KEN LOVSTROM (1943-2005)


On December 17, 2005, the Association lost a truly great geochemist and member. Ken served on Council starting in 1977, became Vice President in 1980, and served as President for the 1981-1982 term. He was also an active participant in several committees and most recently served on the Awards Committee that granted Ian Nichol Honorary Membership in the Association in September, 2005.

After graduating from the University of Arizona with a B.S. degree in Geosciences in 1969, Ken began a career that would ultimately lead him around the globe several times and lead to significant mineral discoveries. Early in his career he was influenced by the great Lyman Huff, who’s 1962 paper entitled “A geochemical study of copper deposits hidden beneath an alluvial cover in Pima County, Arizona” undoubtedly wet his appetite for exploring through cover. This served Ken well as his later work with biogeochemistry led to important Cu and Au discoveries in Arizona and Nevada. Hired as a consultant by Goldfields in the mid-‘80s, Ken conducted a sage survey over the recently discovered outcropping Chimney Creek deposit in Humboldt County, Nevada and extended the survey south into the gravel covered area to the edge of the Goldfields claims. In addition to a very robust Au anomaly in sage over the Chimney Creek system, an isolated 8-point anomaly also occurred in the southern-most part of the grid and was open to the south. The anomaly was not initially drilled as it was thought to be related to contamination from the Getchell smelter, or perhaps erosion off the Chimney Creek system. Goldfields eventually tested the anomaly, leading to the discovery of the giant, completely covered, Twin Creeks deposit. Ken recently discussed the discovery history and mentioned that the survey in the flats was conducted on horse back. Use of biogeochemistry under Ken’s direction also led to the discovery of the completely blind Sol Cu deposit in Arizona in the early ‘70s.

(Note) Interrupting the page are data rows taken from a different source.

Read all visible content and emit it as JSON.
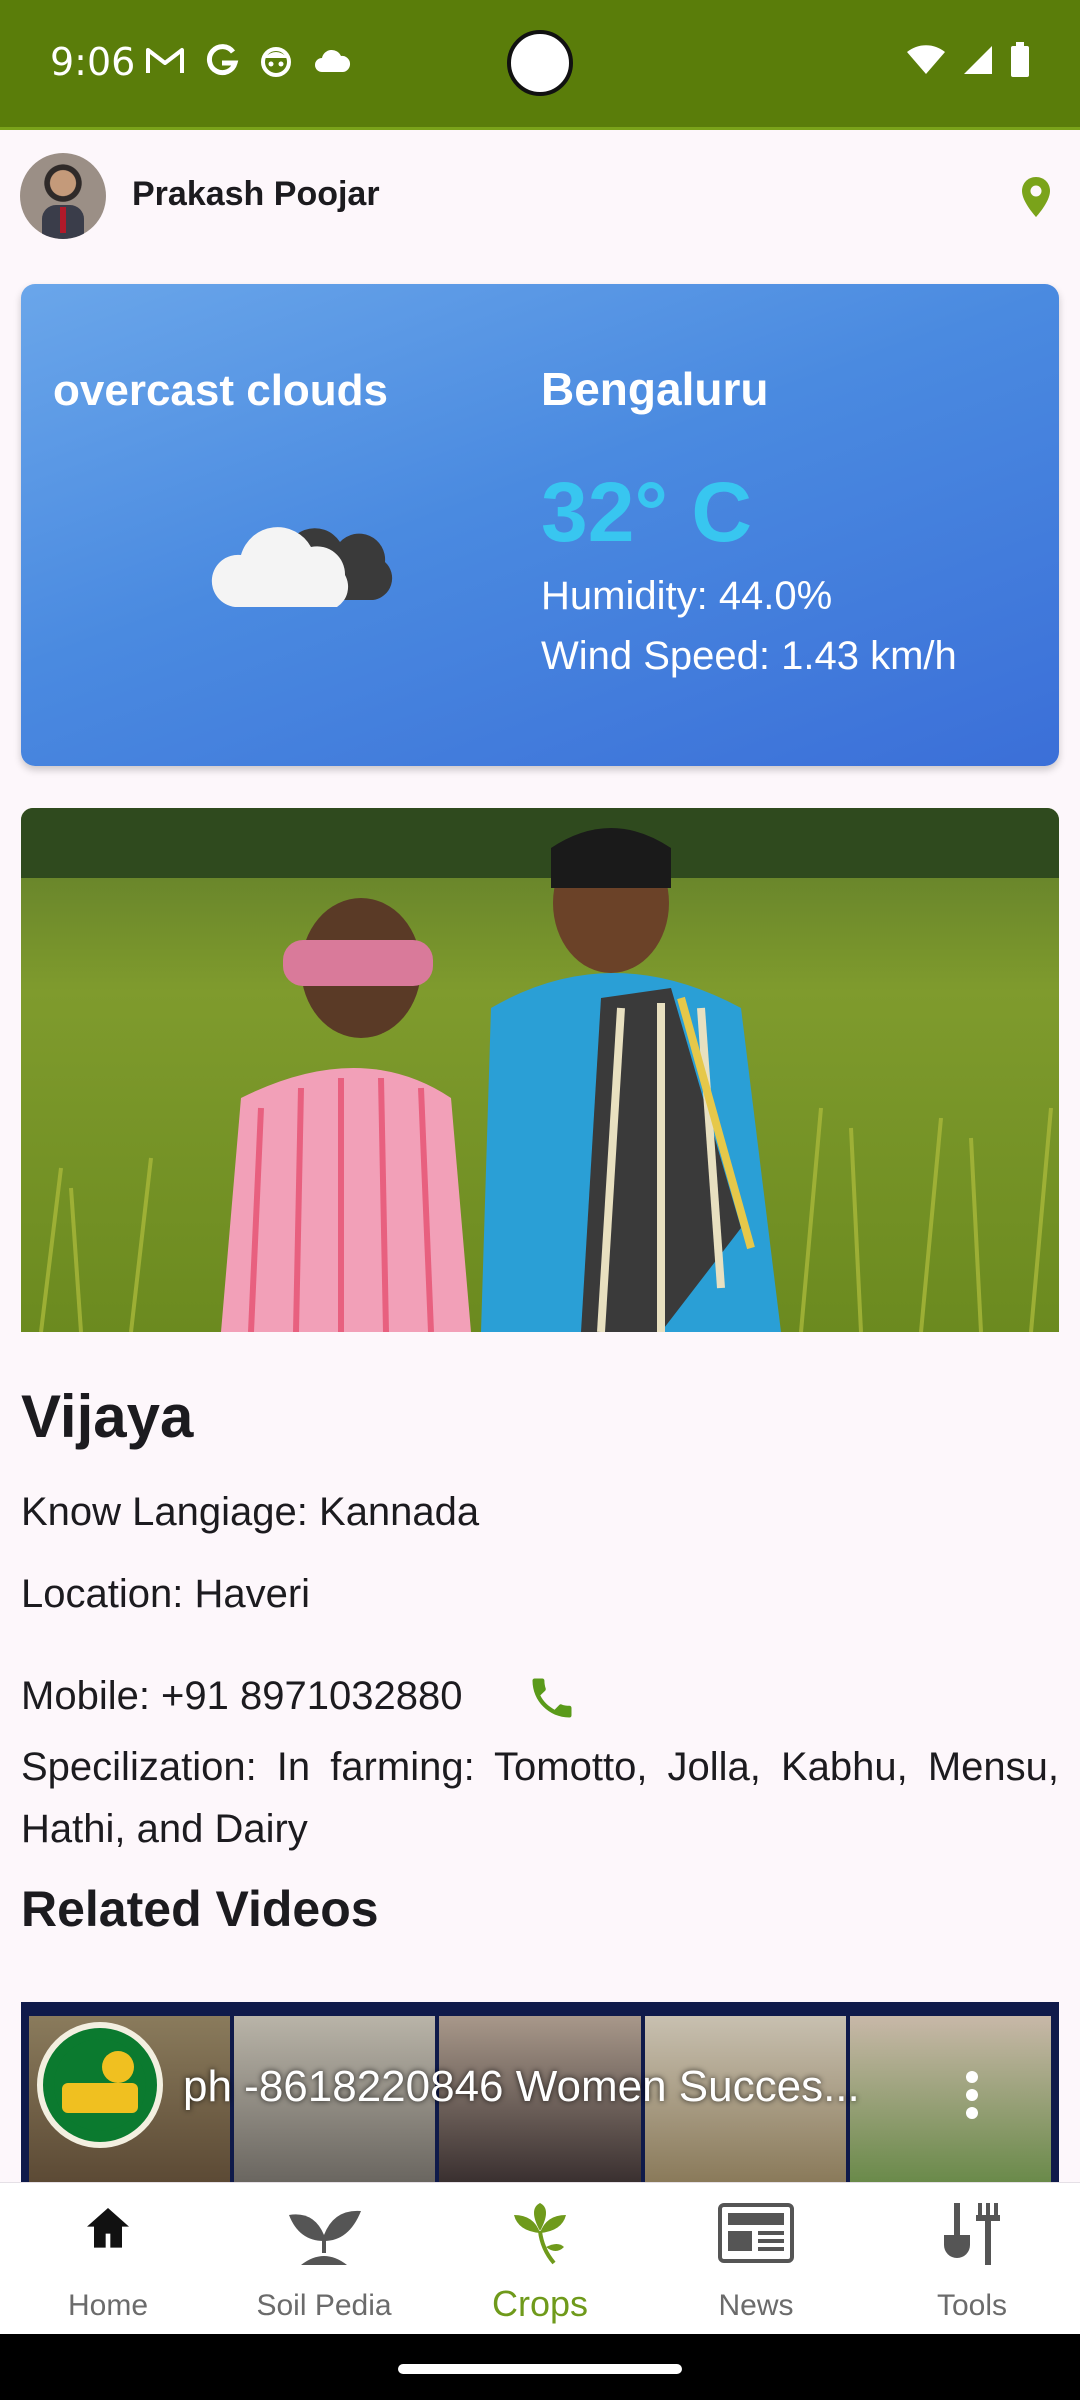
{
  "status_bar": {
    "time": "9:06",
    "left_icons": [
      "gmail-icon",
      "google-icon",
      "face-icon",
      "cloud-icon"
    ],
    "right_icons": [
      "wifi-icon",
      "signal-icon",
      "battery-icon"
    ]
  },
  "header": {
    "user_name": "Prakash Poojar",
    "location_icon": "location-pin-icon"
  },
  "weather": {
    "description": "overcast clouds",
    "city": "Bengaluru",
    "temperature": "32° C",
    "humidity": "Humidity: 44.0%",
    "wind_speed": "Wind Speed: 1.43 km/h",
    "icon": "cloud-icon"
  },
  "profile": {
    "name": "Vijaya",
    "language": "Know Langiage: Kannada",
    "location": "Location: Haveri",
    "mobile": "Mobile: +91 8971032880",
    "specialization": "Specilization: In farming: Tomotto, Jolla, Kabhu, Mensu, Hathi, and Dairy"
  },
  "related_videos": {
    "title": "Related Videos",
    "videos": [
      {
        "title": "ph -8618220846 Women Succes..."
      }
    ]
  },
  "bottom_nav": {
    "items": [
      {
        "label": "Home",
        "icon": "home-icon",
        "active": false
      },
      {
        "label": "Soil Pedia",
        "icon": "sprout-icon",
        "active": false
      },
      {
        "label": "Crops",
        "icon": "crops-icon",
        "active": true
      },
      {
        "label": "News",
        "icon": "newspaper-icon",
        "active": false
      },
      {
        "label": "Tools",
        "icon": "tools-icon",
        "active": false
      }
    ]
  },
  "colors": {
    "status_bar": "#5a7d0a",
    "accent_green": "#6f9a1b",
    "temperature": "#38c6f0",
    "weather_card_start": "#6aa6ea",
    "weather_card_end": "#3b6fd8"
  }
}
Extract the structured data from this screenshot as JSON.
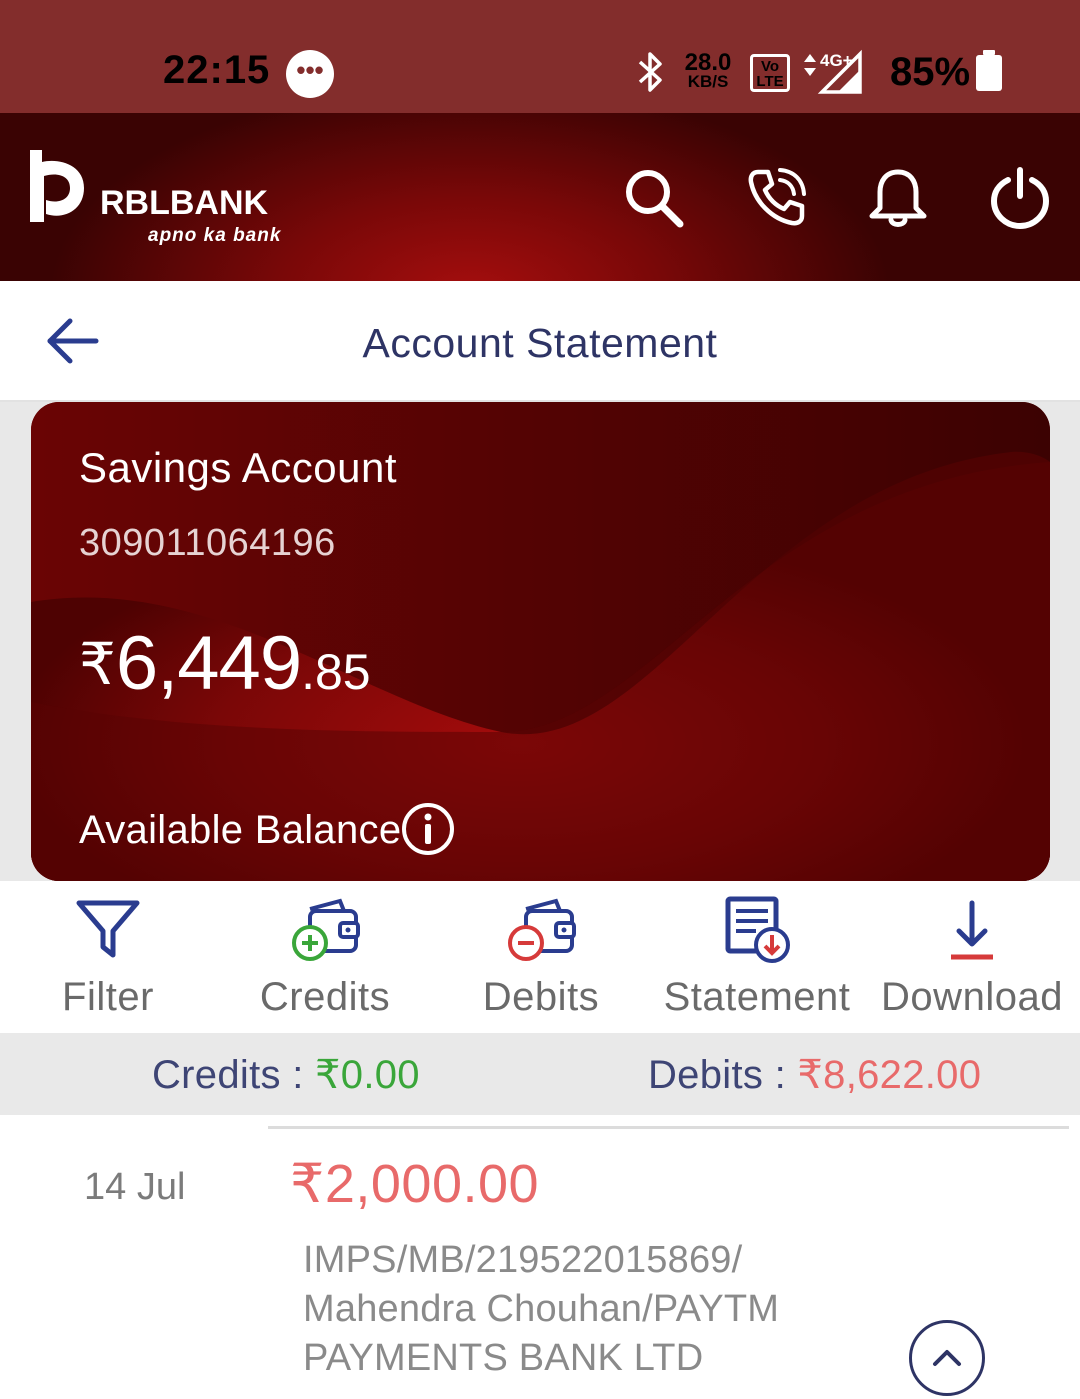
{
  "status_bar": {
    "time": "22:15",
    "speed_value": "28.0",
    "speed_unit": "KB/S",
    "volte": "Vo LTE",
    "network": "4G+",
    "battery": "85%",
    "icons": [
      "message-icon",
      "bluetooth-icon",
      "signal-icon",
      "battery-icon"
    ]
  },
  "header": {
    "brand": "RBLBANK",
    "tagline": "apno ka bank",
    "icons": [
      "search-icon",
      "call-icon",
      "bell-icon",
      "power-icon"
    ]
  },
  "title_bar": {
    "title": "Account Statement"
  },
  "account": {
    "type": "Savings Account",
    "number": "309011064196",
    "currency": "₹",
    "balance_main": "6,449",
    "balance_decimal": ".85",
    "balance_label": "Available Balance"
  },
  "actions": [
    {
      "label": "Filter",
      "icon": "filter-icon"
    },
    {
      "label": "Credits",
      "icon": "wallet-plus-icon"
    },
    {
      "label": "Debits",
      "icon": "wallet-minus-icon"
    },
    {
      "label": "Statement",
      "icon": "statement-icon"
    },
    {
      "label": "Download",
      "icon": "download-icon"
    }
  ],
  "summary": {
    "credits_label": "Credits : ",
    "credits_value": "₹0.00",
    "debits_label": "Debits : ",
    "debits_value": "₹8,622.00"
  },
  "transactions": [
    {
      "date": "14 Jul",
      "amount": "₹2,000.00",
      "description_lines": [
        "IMPS/MB/219522015869/",
        "Mahendra Chouhan/PAYTM",
        "PAYMENTS BANK LTD"
      ]
    }
  ],
  "colors": {
    "status_bar": "#832d2c",
    "header_dark": "#3a0303",
    "header_glow": "#a50e0e",
    "card": "#6c0404",
    "title_text": "#2e3465",
    "credit_green": "#3aa63a",
    "debit_red": "#e86a6a",
    "icon_blue": "#2a3c8f"
  }
}
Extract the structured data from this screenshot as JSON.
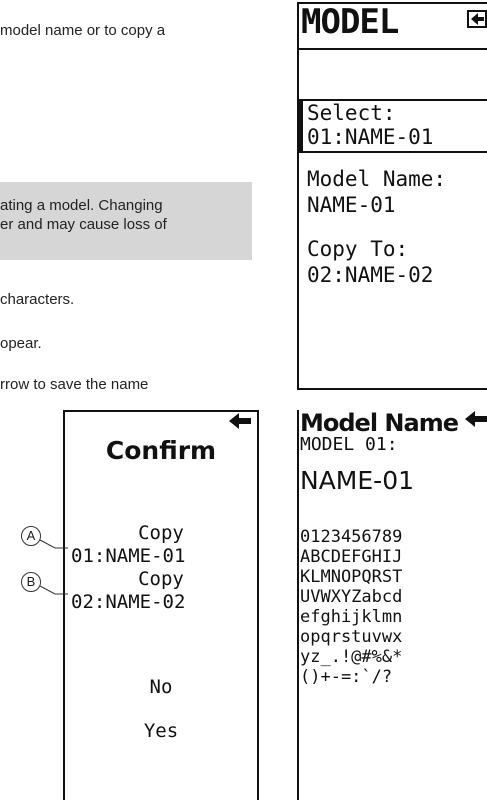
{
  "manual": {
    "line1": "model name or to copy a",
    "note1": "ating a model. Changing",
    "note2": "er and may cause loss of",
    "line_chars": "characters.",
    "line_appear": "opear.",
    "line_save": "rrow to save the name"
  },
  "screen_model": {
    "title": "MODEL",
    "select_label": "Select:",
    "select_value": "01:NAME-01",
    "name_label": "Model Name:",
    "name_value": "NAME-01",
    "copy_label": "Copy To:",
    "copy_value": "02:NAME-02"
  },
  "screen_confirm": {
    "title": "Confirm",
    "copy1_label": "Copy",
    "copy1_value": "01:NAME-01",
    "copy2_label": "Copy",
    "copy2_value": "02:NAME-02",
    "no": "No",
    "yes": "Yes",
    "callout_a": "A",
    "callout_b": "B"
  },
  "screen_name": {
    "title": "Model Name",
    "model_label": "MODEL 01:",
    "name_value": "NAME-01",
    "charset": [
      "0123456789",
      "ABCDEFGHIJ",
      "KLMNOPQRST",
      "UVWXYZabcd",
      "efghijklmn",
      "opqrstuvwx",
      "yz_.!@#%&*",
      "()+-=:`/?"
    ]
  },
  "icons": {
    "back": "back-arrow-icon"
  }
}
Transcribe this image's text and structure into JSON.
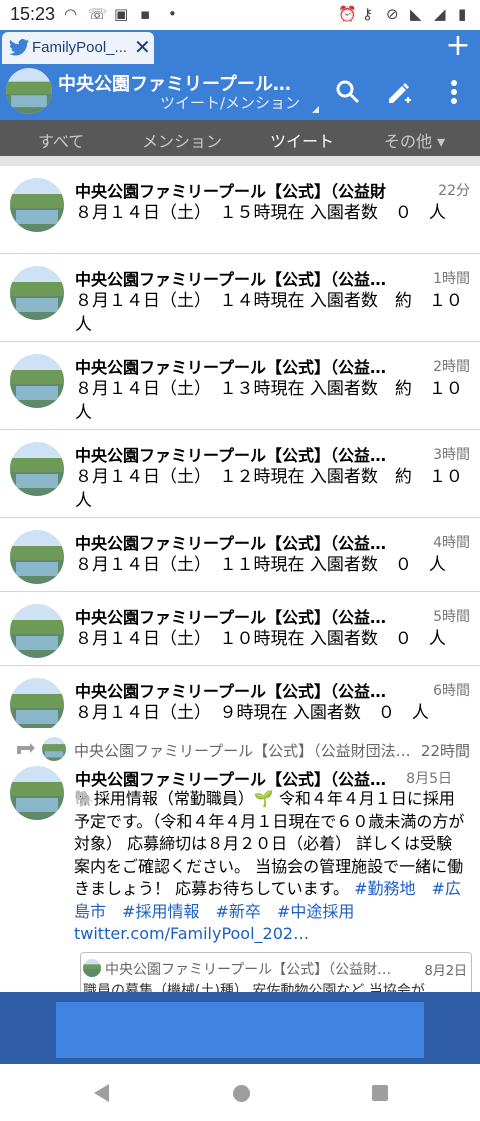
{
  "statusbar": {
    "time": "15:23"
  },
  "tab": {
    "label": "FamilyPool_..."
  },
  "header": {
    "title": "中央公園ファミリープール…",
    "subtitle": "ツイート/メンション"
  },
  "filters": {
    "all": "すべて",
    "mentions": "メンション",
    "tweets": "ツイート",
    "other": "その他"
  },
  "tweets": [
    {
      "name": "中央公園ファミリープール【公式】（公益財",
      "time": "22分",
      "text": "８月１４日（土）　１５時現在 入園者数　０　人"
    },
    {
      "name": "中央公園ファミリープール【公式】（公益…",
      "time": "1時間",
      "text": "８月１４日（土）　１４時現在 入園者数　約　１０\n人"
    },
    {
      "name": "中央公園ファミリープール【公式】（公益…",
      "time": "2時間",
      "text": "８月１４日（土）　１３時現在 入園者数　約　１０\n人"
    },
    {
      "name": "中央公園ファミリープール【公式】（公益…",
      "time": "3時間",
      "text": "８月１４日（土）　１２時現在 入園者数　約　１０\n人"
    },
    {
      "name": "中央公園ファミリープール【公式】（公益…",
      "time": "4時間",
      "text": "８月１４日（土）　１１時現在 入園者数　０　人"
    },
    {
      "name": "中央公園ファミリープール【公式】（公益…",
      "time": "5時間",
      "text": "８月１４日（土）　１０時現在 入園者数　０　人"
    },
    {
      "name": "中央公園ファミリープール【公式】（公益…",
      "time": "6時間",
      "text": "８月１４日（土）　９時現在 入園者数　０　人"
    }
  ],
  "retweet": {
    "retweeter": "中央公園ファミリープール【公式】（公益財団法…",
    "retweet_time": "22時間",
    "name": "中央公園ファミリープール【公式】（公益…",
    "time": "8月5日",
    "text_a": "🐘採用情報（常勤職員）🌱 令和４年４月１日に採用予定です。（令和４年４月１日現在で６０歳未満の方が対象） 応募締切は８月２０日（必着） 詳しくは受験案内をご確認ください。 当協会の管理施設で一緒に働きましょう！ 応募お待ちしています。 ",
    "tag1": "#勤務地",
    "tag2": "#広島市",
    "tag3": "#採用情報",
    "tag4": "#新卒",
    "tag5": "#中途採用",
    "link": "twitter.com/FamilyPool_202…",
    "quote": {
      "name": "中央公園ファミリープール【公式】（公益財…",
      "time": "8月2日",
      "text": "職員の募集（機械(土)種） 安佐動物公園など 当協会が"
    }
  },
  "colors": {
    "accent": "#3b7fd6",
    "filterbar": "#585858",
    "link": "#1b5fc4"
  }
}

Ken was Chief Geochemist for Amax Exploration for 16 years and was a key contributor to Amax’s industry-leading effort to understand porphyry molybdenum deposits and how to explore for them. Shortly after leaving Amax he returned as a consultant to study their covered Sleeper Au discovery in Nevada and systematically sampled the gravel benches as the overburden was being stripped. This work demonstrated that Au and pathfinder elements migrate vertically through overburden.

Ken’s consulting business thrived due to his knowledge, experience and especially his friendly and helpful personality. He was a key consultant for Phelps Dodge and recently signed-on with Newmont. During a trip to Southeast Alaska for Phelps Dodge with Roger Steininger, they became stranded on a beach for 3 days when their helicopter failed to return. While both were confident of their survival, their families and associates had no idea of their situation. Undoubtedly, Ken developed a greater appreciation for life, family, and friends out of that incident.

Ken’s enthusiasm and passion for exploration geochemistry was contagious. His breadth of expertise in exploration geochemistry was unparalleled and he stayed current with the latest technology. From developing standards, applying the latest methods, or testing the latest analytical technology, Ken was a geochemist who could do it all. Ken will be sorely missed by his colleagues, friends and family.

He leaves his wife of 40 years, Jean, daughter Kathy (Financial Analyst - Tucson, Arizona), son Eric (Business Owner - Anchorage, Alaska) and grandchildren Caelan and Ryleigh.

An endowed scholarship fund has been established at the University of Arizona to honor Ken Lovstrom. To contribute to this fund, please contact:

Craig Barker
University of Arizona Foundation
1111 N. Cherry Avenue
Tucson, Arizona 85721

David Kelley, Roger Steininger, Shea Clark Smith, Greg Hill
March 2006